Very low sodium

Low sodium

Reduced or less sodium

Light in sodium

No salt added


Lightly salted

Step 2: Eat the right amount and the right types of protein.

Why? To help protect your kidneys.

Animal-protein foods Plant-protein foods









Step 3: Choose foods that are healthy for your heart.

Why? To protect your blood vessels, heart, and kidneys.

Heart-healthy foods

Lean cuts of meat, like loin or round

Poultry without the skin





Low-fat milk, yogurt, cheese

An older and younger woman prepare vegetables
As your kidneys become more damaged, you may need to eat foods that are lower in phosphorus and potassium. Your health care provider will use lab tests to watch your levels.

Step 4: Choose foods with less phosphorus.

Why? To help protect your bones and blood vessels.

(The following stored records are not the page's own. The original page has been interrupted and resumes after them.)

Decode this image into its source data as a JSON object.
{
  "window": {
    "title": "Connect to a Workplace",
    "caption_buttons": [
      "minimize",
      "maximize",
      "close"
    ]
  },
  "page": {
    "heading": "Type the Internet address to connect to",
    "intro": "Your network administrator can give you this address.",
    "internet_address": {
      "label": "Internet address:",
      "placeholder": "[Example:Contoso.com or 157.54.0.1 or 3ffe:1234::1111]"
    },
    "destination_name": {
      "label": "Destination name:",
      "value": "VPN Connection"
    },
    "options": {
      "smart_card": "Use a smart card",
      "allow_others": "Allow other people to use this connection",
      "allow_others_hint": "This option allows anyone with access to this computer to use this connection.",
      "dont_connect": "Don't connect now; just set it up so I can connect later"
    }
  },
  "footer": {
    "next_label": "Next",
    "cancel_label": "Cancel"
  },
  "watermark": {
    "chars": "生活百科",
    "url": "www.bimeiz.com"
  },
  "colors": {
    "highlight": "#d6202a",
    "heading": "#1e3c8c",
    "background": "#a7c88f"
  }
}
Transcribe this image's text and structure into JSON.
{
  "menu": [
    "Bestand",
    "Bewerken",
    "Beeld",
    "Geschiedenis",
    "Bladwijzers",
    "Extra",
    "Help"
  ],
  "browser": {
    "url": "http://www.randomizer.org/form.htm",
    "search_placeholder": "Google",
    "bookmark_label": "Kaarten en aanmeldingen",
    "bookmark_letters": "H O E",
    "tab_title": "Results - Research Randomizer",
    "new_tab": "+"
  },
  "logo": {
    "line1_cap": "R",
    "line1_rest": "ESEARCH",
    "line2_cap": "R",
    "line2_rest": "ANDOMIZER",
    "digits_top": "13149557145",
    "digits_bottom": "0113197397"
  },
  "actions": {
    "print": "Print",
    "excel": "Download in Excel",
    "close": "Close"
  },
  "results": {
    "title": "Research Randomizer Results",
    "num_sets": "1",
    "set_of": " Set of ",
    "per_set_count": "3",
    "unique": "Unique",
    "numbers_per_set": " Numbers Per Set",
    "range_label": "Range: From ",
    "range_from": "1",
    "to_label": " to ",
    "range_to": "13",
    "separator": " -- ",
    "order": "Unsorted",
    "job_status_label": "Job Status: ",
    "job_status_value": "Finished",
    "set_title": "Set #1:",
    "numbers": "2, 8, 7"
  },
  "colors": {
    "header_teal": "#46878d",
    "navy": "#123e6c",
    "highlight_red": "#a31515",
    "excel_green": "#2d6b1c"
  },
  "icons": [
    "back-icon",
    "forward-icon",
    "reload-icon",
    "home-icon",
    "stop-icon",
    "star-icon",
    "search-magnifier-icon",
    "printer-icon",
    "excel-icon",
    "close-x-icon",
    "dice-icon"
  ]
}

Foods Lower in Phosphorus Foods Higher in Phosphorus

Fresh fruits and vegetables

Breads, pasta, rice

Rice milk (not enriched)

Corn and rice cereals

Light-colored sodas/pop

Meat, poultry, fish

Bran cereals and oatmeal

Dairy foods

Beans, lentils, nuts


Step 5: Choose foods that have the right amount of potassium.

Why? To help your nerves and muscles work the right way - if potassium is too high or too low, your nerves and muscles will not work normally.

Foods Lower in Potassium Foods Higher in Potassium

Apples, peaches

Carrots, green beans

White bread and pasta

White rice

Rice milk (not enriched)

Cooked rice and wheat cereals, grits

Oranges, bananas

Potatoes, tomatoes

Brown and wild rice

Bran cereals

Dairy foods

Whole wheat bread and pasta

Beans and nuts

Having kidney disease also means you may need to change what you drink.


Most people don't benefit from drinking water when they are not thirsty unless they have kidney stones. Drink as much water as you normally do.

Soda and other drinks

If you are told to limit phosphorus, choose light-colored soda (or pop), like lemon-lime, and homemade iced tea and lemonade. Dark-colored sodas, fruit punch, and some bottled and canned iced teas can have added phosphorus.


If you are told to limit potassium, drink apple, grape, or cranberry juice instead of orange juice.


You may be able to drink small amounts of alcohol. Drinking too much can damage the liver, heart, and brain and cause serious health problems. Talk to your health care provider first.

Page last updated: September 17, 2014